I don’t know one company that is not driven by paying customers and if you’re service oriented sending invoices is the lifeblood of your cash flow. Proper invoicing is a huge part of keeping your books in order. Most businesses have a good grasp on getting paid; however, not having accounting safety nets in place could lead to an embarrassing mistake of late invoicing, duplicate invoicing or worse, not invoicing at all. This can be a detrimental mistake not only to your reputation but also to keeping your doors open.
Bad bookkeeping is hard to recover from.
Typically 40 percent of the time we spend with new clients goes toward fixing bad bookkeeping. That is because there is a compounding effect that comes with letting your books slide. Each month transactions will continue to accumulate. As a business owner you must go through a paradigm shift; most taxpayers treat their taxes as a once a year event whereas a business owner needs to treat them as a year round process.
As we’ve established above, there are many set backs that are associated with bad bookkeeping but turning things around might not be easy and will take a commitment to create new habits.
Know your limits.
Knowing your limits and being able to identify where your time is best spent in your business is a valuable asset as an entrepreneur.
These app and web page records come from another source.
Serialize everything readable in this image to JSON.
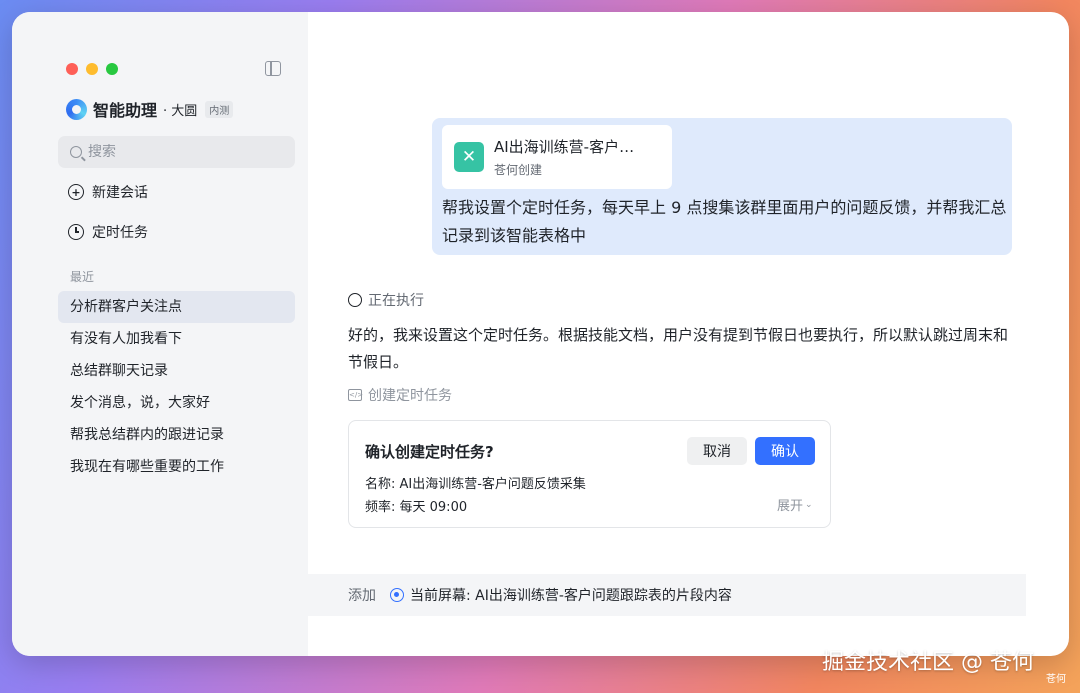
{
  "sidebar": {
    "brand_name": "智能助理",
    "brand_sub": "· 大圆",
    "brand_badge": "内测",
    "search_placeholder": "搜索",
    "new_chat": "新建会话",
    "scheduled_tasks": "定时任务",
    "recent_label": "最近",
    "history": [
      "分析群客户关注点",
      "有没有人加我看下",
      "总结群聊天记录",
      "发个消息，说，大家好",
      "帮我总结群内的跟进记录",
      "我现在有哪些重要的工作"
    ]
  },
  "chat": {
    "file_card": {
      "title": "AI出海训练营-客户…",
      "sub": "苍何创建",
      "icon": "spreadsheet-icon"
    },
    "user_message": "帮我设置个定时任务，每天早上 9 点搜集该群里面用户的问题反馈，并帮我汇总记录到该智能表格中",
    "status": "正在执行",
    "reply": "好的，我来设置这个定时任务。根据技能文档，用户没有提到节假日也要执行，所以默认跳过周末和节假日。",
    "tool_call": "创建定时任务",
    "confirm": {
      "title": "确认创建定时任务?",
      "cancel": "取消",
      "ok": "确认",
      "name_line": "名称:  AI出海训练营-客户问题反馈采集",
      "freq_line": "频率:  每天 09:00",
      "expand": "展开"
    }
  },
  "bottom_bar": {
    "add": "添加",
    "context": "当前屏幕: AI出海训练营-客户问题跟踪表的片段内容"
  },
  "watermark": {
    "text": "掘金技术社区 @ 苍何",
    "small": "苍何"
  },
  "colors": {
    "accent": "#3370ff",
    "user_bubble": "#dfeafc",
    "sidebar_bg": "#f4f5f7"
  }
}
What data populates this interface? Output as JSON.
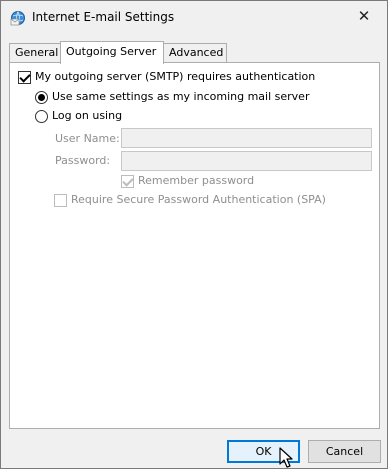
{
  "window": {
    "title": "Internet E-mail Settings",
    "close_glyph": "✕"
  },
  "tabs": [
    {
      "label": "General",
      "active": false
    },
    {
      "label": "Outgoing Server",
      "active": true
    },
    {
      "label": "Advanced",
      "active": false
    }
  ],
  "outgoing": {
    "requires_auth_label": "My outgoing server (SMTP) requires authentication",
    "requires_auth_checked": true,
    "use_same_settings_label": "Use same settings as my incoming mail server",
    "use_same_settings_selected": true,
    "log_on_using_label": "Log on using",
    "log_on_using_selected": false,
    "user_name_label": "User Name:",
    "user_name_value": "",
    "password_label": "Password:",
    "password_value": "",
    "remember_password_label": "Remember password",
    "remember_password_checked": true,
    "spa_label": "Require Secure Password Authentication (SPA)",
    "spa_checked": false
  },
  "buttons": {
    "ok_label": "OK",
    "cancel_label": "Cancel"
  },
  "colors": {
    "focus_blue": "#0078d7",
    "disabled_text": "#8f8f8f",
    "dialog_bg": "#f0f0f0"
  }
}
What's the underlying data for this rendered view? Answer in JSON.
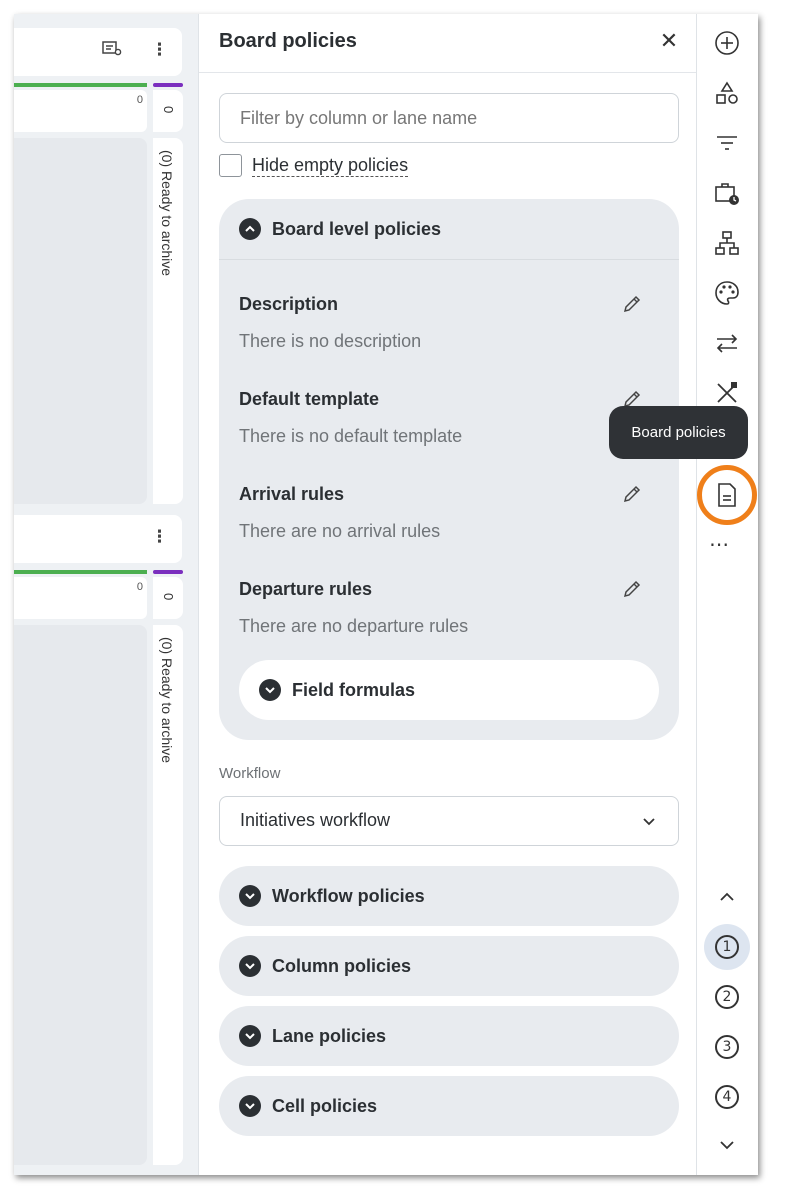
{
  "panel": {
    "title": "Board policies",
    "close_icon": "close-icon",
    "filter_placeholder": "Filter by column or lane name",
    "hide_empty_label": "Hide empty policies",
    "hide_empty_checked": false
  },
  "board_level": {
    "title": "Board level policies",
    "expanded": true,
    "policies": [
      {
        "name": "Description",
        "value": "There is no description"
      },
      {
        "name": "Default template",
        "value": "There is no default template"
      },
      {
        "name": "Arrival rules",
        "value": "There are no arrival rules"
      },
      {
        "name": "Departure rules",
        "value": "There are no departure rules"
      }
    ],
    "field_formulas": "Field formulas"
  },
  "workflow": {
    "label": "Workflow",
    "selected": "Initiatives workflow"
  },
  "sections": [
    {
      "title": "Workflow policies"
    },
    {
      "title": "Column policies"
    },
    {
      "title": "Lane policies"
    },
    {
      "title": "Cell policies"
    }
  ],
  "board": {
    "lanes": [
      {
        "count": "0",
        "archive_count": "0",
        "archive_label": "(0) Ready to archive"
      },
      {
        "count": "0",
        "archive_count": "0",
        "archive_label": "(0) Ready to archive"
      }
    ],
    "colors": {
      "green": "#4caf50",
      "purple": "#7b2fbe"
    }
  },
  "toolbar": {
    "tooltip": "Board policies",
    "icons": [
      "add-icon",
      "shapes-icon",
      "filter-icon",
      "briefcase-clock-icon",
      "hierarchy-icon",
      "palette-icon",
      "swap-arrows-icon",
      "tools-icon",
      "board-policies-icon",
      "more-icon"
    ],
    "levels": [
      "1",
      "2",
      "3",
      "4"
    ],
    "active_level": "1",
    "highlight_color": "#ef7f1a"
  }
}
If you don’t have the time to dedicate to learning proper bookkeeping, then it’s time to outsource. You’ll notice this will effectively reduce errors and increase your available time to run your business.
[box type=”alert” border=”full” icon=”none”]Zach Olson is the Founder & CEO of TaxAlli.com. At Tax Alli, we pair you with real life accountants and use cloud software to make small business accounting awesome. So you can do what you love while we handle the rest.[/box]
Mario Schulzke is the Founder of ideamensch, which he started a decade ago to learn from entrepreneurs and give them a platform for their ideas.